====== Data excerpts ======
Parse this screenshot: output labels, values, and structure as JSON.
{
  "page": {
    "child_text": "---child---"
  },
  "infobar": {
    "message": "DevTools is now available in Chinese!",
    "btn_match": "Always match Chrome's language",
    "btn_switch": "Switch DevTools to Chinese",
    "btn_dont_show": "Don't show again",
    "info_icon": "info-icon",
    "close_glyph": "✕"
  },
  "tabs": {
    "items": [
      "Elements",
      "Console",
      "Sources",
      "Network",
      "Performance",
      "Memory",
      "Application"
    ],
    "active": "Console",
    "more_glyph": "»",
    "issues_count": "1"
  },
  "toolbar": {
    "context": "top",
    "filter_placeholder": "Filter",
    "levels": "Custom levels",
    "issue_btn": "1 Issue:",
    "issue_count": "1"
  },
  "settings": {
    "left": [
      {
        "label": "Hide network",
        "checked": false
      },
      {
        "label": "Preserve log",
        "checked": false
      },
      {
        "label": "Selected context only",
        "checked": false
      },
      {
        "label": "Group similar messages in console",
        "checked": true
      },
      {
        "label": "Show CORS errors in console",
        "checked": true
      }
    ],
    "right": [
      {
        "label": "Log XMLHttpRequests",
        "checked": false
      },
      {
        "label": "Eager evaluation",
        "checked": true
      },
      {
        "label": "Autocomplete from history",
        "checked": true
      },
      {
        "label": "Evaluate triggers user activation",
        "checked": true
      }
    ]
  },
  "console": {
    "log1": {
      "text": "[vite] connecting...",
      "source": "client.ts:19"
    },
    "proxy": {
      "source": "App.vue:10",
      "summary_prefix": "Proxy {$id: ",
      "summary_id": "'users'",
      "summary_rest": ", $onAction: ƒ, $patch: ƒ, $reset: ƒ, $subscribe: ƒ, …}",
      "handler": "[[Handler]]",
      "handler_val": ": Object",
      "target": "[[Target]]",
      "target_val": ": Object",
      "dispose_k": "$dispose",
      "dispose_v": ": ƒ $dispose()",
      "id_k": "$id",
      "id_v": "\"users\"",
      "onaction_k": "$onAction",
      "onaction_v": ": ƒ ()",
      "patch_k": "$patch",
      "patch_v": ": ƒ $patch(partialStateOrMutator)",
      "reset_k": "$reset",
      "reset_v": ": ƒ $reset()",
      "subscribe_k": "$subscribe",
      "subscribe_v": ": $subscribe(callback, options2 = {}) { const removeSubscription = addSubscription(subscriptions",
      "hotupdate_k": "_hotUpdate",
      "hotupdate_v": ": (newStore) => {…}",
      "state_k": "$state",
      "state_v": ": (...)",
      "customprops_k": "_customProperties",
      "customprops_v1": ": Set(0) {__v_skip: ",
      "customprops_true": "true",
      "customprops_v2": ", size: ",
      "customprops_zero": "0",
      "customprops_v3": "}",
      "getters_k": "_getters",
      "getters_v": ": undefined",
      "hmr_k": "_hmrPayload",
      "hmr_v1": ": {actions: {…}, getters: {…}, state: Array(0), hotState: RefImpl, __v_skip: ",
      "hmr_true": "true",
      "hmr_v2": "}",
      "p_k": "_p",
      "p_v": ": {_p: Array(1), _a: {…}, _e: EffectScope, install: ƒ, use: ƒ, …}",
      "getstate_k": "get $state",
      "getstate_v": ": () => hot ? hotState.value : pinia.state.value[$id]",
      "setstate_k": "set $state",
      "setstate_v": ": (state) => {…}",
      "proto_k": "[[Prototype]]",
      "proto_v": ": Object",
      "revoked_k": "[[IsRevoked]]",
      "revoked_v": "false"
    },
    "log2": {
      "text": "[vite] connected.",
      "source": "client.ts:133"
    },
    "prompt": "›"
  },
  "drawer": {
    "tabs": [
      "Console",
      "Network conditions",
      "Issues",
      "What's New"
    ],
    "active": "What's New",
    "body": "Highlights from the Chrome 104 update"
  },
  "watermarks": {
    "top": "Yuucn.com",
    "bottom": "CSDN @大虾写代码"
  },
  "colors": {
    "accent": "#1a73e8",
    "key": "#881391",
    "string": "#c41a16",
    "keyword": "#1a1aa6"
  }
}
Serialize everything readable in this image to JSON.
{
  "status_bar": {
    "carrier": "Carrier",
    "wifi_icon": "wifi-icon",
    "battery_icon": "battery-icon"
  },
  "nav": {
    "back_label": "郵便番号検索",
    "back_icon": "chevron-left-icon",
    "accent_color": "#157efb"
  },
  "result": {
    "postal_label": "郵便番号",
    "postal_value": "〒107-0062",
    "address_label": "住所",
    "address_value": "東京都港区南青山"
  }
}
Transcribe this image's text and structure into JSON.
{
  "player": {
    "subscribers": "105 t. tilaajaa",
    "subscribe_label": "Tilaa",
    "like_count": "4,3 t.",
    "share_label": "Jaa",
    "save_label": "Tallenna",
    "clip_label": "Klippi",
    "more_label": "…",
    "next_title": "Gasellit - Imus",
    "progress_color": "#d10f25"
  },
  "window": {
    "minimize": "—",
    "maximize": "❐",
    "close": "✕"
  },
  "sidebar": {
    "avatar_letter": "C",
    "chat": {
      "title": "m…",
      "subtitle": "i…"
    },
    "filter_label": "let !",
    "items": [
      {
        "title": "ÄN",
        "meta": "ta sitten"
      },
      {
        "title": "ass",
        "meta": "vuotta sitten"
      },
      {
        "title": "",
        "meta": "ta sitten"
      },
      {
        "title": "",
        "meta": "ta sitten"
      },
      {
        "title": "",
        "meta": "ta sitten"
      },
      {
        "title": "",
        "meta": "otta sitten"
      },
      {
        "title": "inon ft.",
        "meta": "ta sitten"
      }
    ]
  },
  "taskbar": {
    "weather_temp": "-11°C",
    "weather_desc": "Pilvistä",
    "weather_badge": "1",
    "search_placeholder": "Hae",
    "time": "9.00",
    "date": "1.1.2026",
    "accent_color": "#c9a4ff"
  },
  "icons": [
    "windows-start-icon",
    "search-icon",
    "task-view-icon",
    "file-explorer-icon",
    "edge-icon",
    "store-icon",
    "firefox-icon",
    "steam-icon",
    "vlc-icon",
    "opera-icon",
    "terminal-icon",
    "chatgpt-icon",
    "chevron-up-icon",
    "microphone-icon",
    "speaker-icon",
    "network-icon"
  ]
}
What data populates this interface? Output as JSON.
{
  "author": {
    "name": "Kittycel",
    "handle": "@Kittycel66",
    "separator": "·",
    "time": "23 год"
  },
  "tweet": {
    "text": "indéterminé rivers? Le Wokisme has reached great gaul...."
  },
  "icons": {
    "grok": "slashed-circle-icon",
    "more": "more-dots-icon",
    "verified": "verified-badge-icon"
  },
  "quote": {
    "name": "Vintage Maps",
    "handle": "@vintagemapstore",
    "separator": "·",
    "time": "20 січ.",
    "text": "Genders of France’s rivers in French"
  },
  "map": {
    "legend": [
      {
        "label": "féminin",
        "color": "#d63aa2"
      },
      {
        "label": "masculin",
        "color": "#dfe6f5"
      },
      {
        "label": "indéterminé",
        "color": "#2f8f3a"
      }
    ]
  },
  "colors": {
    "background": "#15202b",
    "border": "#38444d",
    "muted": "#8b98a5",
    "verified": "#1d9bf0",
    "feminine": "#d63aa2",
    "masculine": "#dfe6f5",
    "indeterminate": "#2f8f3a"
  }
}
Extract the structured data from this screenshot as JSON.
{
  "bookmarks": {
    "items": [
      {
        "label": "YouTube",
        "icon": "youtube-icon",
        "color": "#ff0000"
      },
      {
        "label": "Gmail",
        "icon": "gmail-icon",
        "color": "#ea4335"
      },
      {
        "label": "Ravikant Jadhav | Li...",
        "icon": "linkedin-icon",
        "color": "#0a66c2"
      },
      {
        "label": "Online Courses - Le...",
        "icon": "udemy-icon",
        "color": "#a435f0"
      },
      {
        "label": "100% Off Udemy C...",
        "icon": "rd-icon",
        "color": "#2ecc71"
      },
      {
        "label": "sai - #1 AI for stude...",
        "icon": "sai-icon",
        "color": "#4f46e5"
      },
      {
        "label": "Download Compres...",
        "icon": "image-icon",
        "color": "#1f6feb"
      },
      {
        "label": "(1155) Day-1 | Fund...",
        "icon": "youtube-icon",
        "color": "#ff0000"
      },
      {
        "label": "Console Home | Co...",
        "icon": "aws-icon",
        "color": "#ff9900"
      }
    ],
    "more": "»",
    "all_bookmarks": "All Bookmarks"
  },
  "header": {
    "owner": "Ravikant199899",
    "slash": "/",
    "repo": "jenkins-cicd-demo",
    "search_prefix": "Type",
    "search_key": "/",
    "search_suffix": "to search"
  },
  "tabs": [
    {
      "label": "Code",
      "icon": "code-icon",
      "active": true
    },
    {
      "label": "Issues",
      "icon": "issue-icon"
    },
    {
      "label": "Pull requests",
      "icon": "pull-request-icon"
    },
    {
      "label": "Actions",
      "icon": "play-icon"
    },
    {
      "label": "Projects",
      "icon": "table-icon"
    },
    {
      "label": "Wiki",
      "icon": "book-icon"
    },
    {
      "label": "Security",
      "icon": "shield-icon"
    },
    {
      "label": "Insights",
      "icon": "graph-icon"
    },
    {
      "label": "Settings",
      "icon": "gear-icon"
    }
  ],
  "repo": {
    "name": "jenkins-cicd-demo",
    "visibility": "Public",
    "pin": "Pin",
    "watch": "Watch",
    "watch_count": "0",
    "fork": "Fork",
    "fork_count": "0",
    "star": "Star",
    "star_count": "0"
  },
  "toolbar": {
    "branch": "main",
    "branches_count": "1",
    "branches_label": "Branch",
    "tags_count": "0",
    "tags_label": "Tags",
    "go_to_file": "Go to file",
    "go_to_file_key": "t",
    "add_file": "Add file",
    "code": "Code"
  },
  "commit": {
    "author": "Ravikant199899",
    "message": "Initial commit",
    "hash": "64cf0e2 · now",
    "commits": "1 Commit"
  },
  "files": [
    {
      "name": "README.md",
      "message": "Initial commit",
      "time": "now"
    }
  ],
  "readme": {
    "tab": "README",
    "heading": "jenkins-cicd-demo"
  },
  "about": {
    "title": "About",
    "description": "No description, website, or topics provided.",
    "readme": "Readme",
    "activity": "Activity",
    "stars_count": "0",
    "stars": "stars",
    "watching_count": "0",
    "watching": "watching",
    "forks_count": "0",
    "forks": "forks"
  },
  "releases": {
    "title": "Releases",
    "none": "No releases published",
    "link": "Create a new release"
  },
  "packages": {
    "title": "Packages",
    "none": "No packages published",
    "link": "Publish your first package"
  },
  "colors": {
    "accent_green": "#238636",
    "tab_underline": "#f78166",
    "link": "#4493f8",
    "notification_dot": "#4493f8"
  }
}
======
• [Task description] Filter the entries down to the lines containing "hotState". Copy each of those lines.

• [Response to the exercise]
      "hmr_v1": ": {actions: {…}, getters: {…}, state: Array(0), hotState: RefImpl, __v_skip: ",
      "getstate_v": ": () => hot ? hotState.value : pinia.state.value[$id]",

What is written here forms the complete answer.